• [Your task]
Would you please print the data a second time, exactly as it stands?

[Data excerpts]

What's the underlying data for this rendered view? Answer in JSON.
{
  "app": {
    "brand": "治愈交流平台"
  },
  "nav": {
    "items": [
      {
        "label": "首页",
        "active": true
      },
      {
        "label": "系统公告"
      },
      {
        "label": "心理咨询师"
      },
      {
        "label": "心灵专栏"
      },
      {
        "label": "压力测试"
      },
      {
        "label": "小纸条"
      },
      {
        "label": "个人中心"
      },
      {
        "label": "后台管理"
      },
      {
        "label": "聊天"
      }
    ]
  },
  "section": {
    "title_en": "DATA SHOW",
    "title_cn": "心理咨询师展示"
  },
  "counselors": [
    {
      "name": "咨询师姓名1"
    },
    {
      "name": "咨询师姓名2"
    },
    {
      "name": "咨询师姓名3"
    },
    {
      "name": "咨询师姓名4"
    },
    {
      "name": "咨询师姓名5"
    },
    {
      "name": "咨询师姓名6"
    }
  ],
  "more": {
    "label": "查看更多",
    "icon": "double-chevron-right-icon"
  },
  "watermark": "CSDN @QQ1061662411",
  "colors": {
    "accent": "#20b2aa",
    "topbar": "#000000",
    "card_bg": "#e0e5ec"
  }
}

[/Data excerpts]

• [Response below]
What's the underlying data for this rendered view? Answer in JSON.
{
  "app": {
    "brand": "治愈交流平台"
  },
  "nav": {
    "items": [
      {
        "label": "首页",
        "active": true
      },
      {
        "label": "系统公告"
      },
      {
        "label": "心理咨询师"
      },
      {
        "label": "心灵专栏"
      },
      {
        "label": "压力测试"
      },
      {
        "label": "小纸条"
      },
      {
        "label": "个人中心"
      },
      {
        "label": "后台管理"
      },
      {
        "label": "聊天"
      }
    ]
  },
  "section": {
    "title_en": "DATA SHOW",
    "title_cn": "心理咨询师展示"
  },
  "counselors": [
    {
      "name": "咨询师姓名1"
    },
    {
      "name": "咨询师姓名2"
    },
    {
      "name": "咨询师姓名3"
    },
    {
      "name": "咨询师姓名4"
    },
    {
      "name": "咨询师姓名5"
    },
    {
      "name": "咨询师姓名6"
    }
  ],
  "more": {
    "label": "查看更多",
    "icon": "double-chevron-right-icon"
  },
  "watermark": "CSDN @QQ1061662411",
  "colors": {
    "accent": "#20b2aa",
    "topbar": "#000000",
    "card_bg": "#e0e5ec"
  }
}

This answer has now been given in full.